Lyn:   Well I think we have to consider both speed of the hikes and the oath of final level. And so it is true that they have a certain speed limit that if they go too far too fast, they break things, that's what we saw back in the springtime. Whereas if they inch up very slowly, they have more, kind of leeway to get higher. And I think we're finding out that the market is not very interest rate sensitive. So when you look at say the US market, you know, homeowners mostly have 30-year fixed rate mortgages. That's not the case for many other countries in the world. So when you look at a spectrum of how much household debt-to-GDP different countries have, and then what percentage of that is fixed rate, American households are relatively protected against that ongoing, kind of rate hikes. The same thing is true for a lot of say blue chip corporations. A lot of them used this opportunity to lower their interest rates and extend their duration. So that now, even though interest rates are much higher, a lot of them are locked in for many years. Like for example, Enterprise Products Partners, that pipeline stock I showed on one of the slides here, their average debt duration is 20 years. And so even as interest rates increase over time, it's going to put relatively little pressure on them.
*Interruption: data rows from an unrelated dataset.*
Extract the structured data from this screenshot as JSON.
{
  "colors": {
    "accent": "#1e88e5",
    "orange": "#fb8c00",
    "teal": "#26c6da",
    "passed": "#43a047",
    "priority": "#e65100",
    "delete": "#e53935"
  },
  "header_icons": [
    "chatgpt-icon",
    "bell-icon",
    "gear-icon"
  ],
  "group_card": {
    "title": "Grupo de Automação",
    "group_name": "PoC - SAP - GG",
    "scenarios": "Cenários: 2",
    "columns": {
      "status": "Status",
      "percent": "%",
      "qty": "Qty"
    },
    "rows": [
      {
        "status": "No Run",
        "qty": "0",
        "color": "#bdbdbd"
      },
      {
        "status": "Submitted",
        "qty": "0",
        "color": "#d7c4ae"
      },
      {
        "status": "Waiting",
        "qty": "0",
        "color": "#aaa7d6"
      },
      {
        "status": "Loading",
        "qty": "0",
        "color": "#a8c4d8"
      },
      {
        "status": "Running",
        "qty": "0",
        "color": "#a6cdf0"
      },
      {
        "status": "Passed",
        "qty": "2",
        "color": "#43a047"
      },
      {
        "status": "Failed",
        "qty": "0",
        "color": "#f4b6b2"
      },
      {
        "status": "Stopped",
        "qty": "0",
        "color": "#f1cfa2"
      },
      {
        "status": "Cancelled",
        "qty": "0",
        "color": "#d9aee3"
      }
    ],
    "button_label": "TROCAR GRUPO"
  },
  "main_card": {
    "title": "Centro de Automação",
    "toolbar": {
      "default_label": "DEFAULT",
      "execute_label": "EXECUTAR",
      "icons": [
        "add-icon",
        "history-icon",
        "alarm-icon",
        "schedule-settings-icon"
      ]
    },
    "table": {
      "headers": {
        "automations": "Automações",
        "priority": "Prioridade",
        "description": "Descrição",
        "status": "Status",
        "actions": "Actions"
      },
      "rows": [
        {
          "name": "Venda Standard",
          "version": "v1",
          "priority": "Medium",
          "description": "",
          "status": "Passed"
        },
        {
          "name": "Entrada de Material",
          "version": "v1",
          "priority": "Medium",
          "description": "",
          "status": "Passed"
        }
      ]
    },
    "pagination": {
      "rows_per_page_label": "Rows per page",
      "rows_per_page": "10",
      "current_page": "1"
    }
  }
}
And that is most of the industry pressure is on, you know, very specific areas of the market, commercial real estate, unprofitable tech stocks that are relying on high valuations and constantly issuing new equity. Those types of areas are vulnerable here. But otherwise, profitable entities that have locked-in fixed rate debt are more resilient to what the Feds doing.
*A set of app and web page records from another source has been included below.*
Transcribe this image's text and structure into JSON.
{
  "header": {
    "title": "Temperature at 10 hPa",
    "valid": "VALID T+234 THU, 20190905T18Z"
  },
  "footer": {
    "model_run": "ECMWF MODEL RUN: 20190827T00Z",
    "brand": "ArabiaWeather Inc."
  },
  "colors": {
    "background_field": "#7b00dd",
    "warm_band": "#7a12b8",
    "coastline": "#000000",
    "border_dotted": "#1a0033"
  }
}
And we can even get to a point where inflation because this is mostly fiscal driven inflation, rather than bank lending driven inflation, that makes it somewhat stickier against the prospect of rate hikes. Because the whole premise of rate hikes and the whole premise of all that is to try to slow down bank lending. But if bank lending was not the key driver of inflation, basically, what they're doing then is they're offsetting the real source of inflation, which was fiscal driven inflation and certain supply side limitations by saying well because that all was too high, we're going to try to slow down bank lending. The problem is, if that background fiscal ongoing deficit is still there, you know, if can slow down bank lending enough to cause a recession, but then when you want to get out of that recession, and you want to, you know, allow more lending to happen again, those key inflation drivers are still there. So I don't try to predict exactly how high they're going to get. But we are seeing that, aside from certain pockets. The economy is not as rate sensitive as many of us might have thought. And I think the long term trend is still towards, you know, periods of either stagflation or renewed periods of inflation.

Erik:     Well Lyn, I can't thank you enough for a terrific interview. But before I let you go, please tell our listeners a little bit more about what you do at Lyn Alden Investment Strategy.
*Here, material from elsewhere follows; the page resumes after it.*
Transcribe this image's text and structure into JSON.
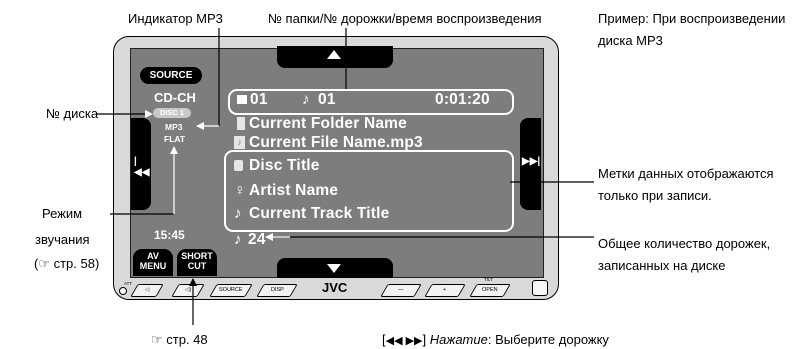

Lyn:   So yeah, I provide investment research. Some of it is free material. Other parts of it are low cost paid subscriptions for subscribers, both retail and institutional investors. And I've been working on a book on monetary history called Broken Money, so people can check that out in a month or so as well.

Erik:     And that will be on Amazon?

Lyn:   Yes.

Erik:     Fantastic. Well, you'll have to let us know when the book is actually released, and we'll get you back for a book review interview.

Lyn:   Thank you!

Erik:     Patrick Ceresna, Nick Galarnyk, and I will be back as macrovoices continues right here at